Many foreigners think of India as a place where tourists inevitably get sick. It doesn’t have to be that way. Our rule of thumb was to avoid meat and to search out freshly cooked food from small cafes or on the street. It’s a good strategy. Find the basics of the cuisine, and the simple classic street foods, and you’ll keep your children fed and happy. They will end up eating deep-fried banana fritters, and other fried foods that you might not choose for them at home. But as long as they’re eating, and the food is hot and freshly cooked, they’ll be content, and the food will very likely not make them sick.
If you head out travelling to faraway places with your children, you may also be hoping that it will broaden their palates as well as their world view. Yes it may, but don’t count on it!

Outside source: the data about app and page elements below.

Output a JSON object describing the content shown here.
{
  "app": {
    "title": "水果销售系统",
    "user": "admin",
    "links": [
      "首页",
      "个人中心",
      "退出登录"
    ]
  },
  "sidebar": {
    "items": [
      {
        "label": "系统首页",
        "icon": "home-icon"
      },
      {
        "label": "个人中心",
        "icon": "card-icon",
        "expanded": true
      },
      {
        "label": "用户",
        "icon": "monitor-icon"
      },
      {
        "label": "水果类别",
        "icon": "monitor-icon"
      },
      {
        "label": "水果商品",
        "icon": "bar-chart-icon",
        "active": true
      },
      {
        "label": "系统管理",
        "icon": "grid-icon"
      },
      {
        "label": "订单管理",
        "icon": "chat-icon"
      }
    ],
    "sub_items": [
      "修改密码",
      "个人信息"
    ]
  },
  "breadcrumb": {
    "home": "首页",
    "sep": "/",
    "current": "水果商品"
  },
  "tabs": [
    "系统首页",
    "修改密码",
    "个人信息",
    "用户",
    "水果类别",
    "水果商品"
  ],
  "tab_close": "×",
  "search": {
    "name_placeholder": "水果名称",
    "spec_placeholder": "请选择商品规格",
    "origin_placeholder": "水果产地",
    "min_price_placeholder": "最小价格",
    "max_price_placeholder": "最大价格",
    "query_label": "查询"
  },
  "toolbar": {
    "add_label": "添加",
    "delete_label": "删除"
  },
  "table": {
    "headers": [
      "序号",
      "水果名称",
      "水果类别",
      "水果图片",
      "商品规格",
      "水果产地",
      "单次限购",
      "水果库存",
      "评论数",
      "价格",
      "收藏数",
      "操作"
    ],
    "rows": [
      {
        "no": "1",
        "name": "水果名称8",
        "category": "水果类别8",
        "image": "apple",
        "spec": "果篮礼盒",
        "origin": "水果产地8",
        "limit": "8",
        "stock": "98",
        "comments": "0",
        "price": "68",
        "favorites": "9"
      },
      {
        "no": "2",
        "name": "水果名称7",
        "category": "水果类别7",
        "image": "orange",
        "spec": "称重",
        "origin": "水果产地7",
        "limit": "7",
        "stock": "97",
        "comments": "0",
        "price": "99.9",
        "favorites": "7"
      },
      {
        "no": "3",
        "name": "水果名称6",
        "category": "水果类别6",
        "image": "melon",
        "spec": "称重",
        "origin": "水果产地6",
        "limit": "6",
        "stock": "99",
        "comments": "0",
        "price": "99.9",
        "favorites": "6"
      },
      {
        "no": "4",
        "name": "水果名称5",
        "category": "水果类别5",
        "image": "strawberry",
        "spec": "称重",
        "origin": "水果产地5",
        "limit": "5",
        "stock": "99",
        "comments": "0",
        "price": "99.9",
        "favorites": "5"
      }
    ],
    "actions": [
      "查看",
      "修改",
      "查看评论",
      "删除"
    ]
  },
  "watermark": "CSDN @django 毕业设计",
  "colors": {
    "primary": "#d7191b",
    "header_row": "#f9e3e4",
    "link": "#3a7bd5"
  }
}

Because my children came travelling to Asia a lot, and because I write cookbooks, people sometimes say to me “Your kids must eat everything!” Well, not at all, I’m afraid. I tease them about their food inflexibiltiies, which can be a hassle when they are home for a visit. This one doesn’t like onion, that one doesn’t like sweet vegetables such as squash or cooked carrot. Neither of them likes seafood or fish of any kind, or lamb or eggs. On the other hand, they eat most vegetables, and cooked beans and dals, as well as breads, rice, millet, and polenta. And they can cook for themselves. More importantly still, they’re not paranoid about food. They can laugh about their likes and dislikes.
I think that ease is because we never had food arguments when they were growing up, either at home or on the road. My approach was to encourage them to try things, and to be truthful with them. I’d say "Try this, I think you might like it” or in some cases, “Have a taste if you want, but I’m not sure you’ll like it.” Sometimes they’d surprise me by liking a new food. Other times they’d reject something I thought they’d appreciate.
But it didn’t matter either way. The important thing was that I didn’t try to coerce them to eat things they didn’t like. There were no food wars.
In the end it’s up to you: Both food and travel can be an open-ended adventure, or they can feel full of pitfalls and problems. If you start out optimistically with children, both at the home table and on the road, then you’ll have wonderfully interesting adventures, all of you. Bon voyage!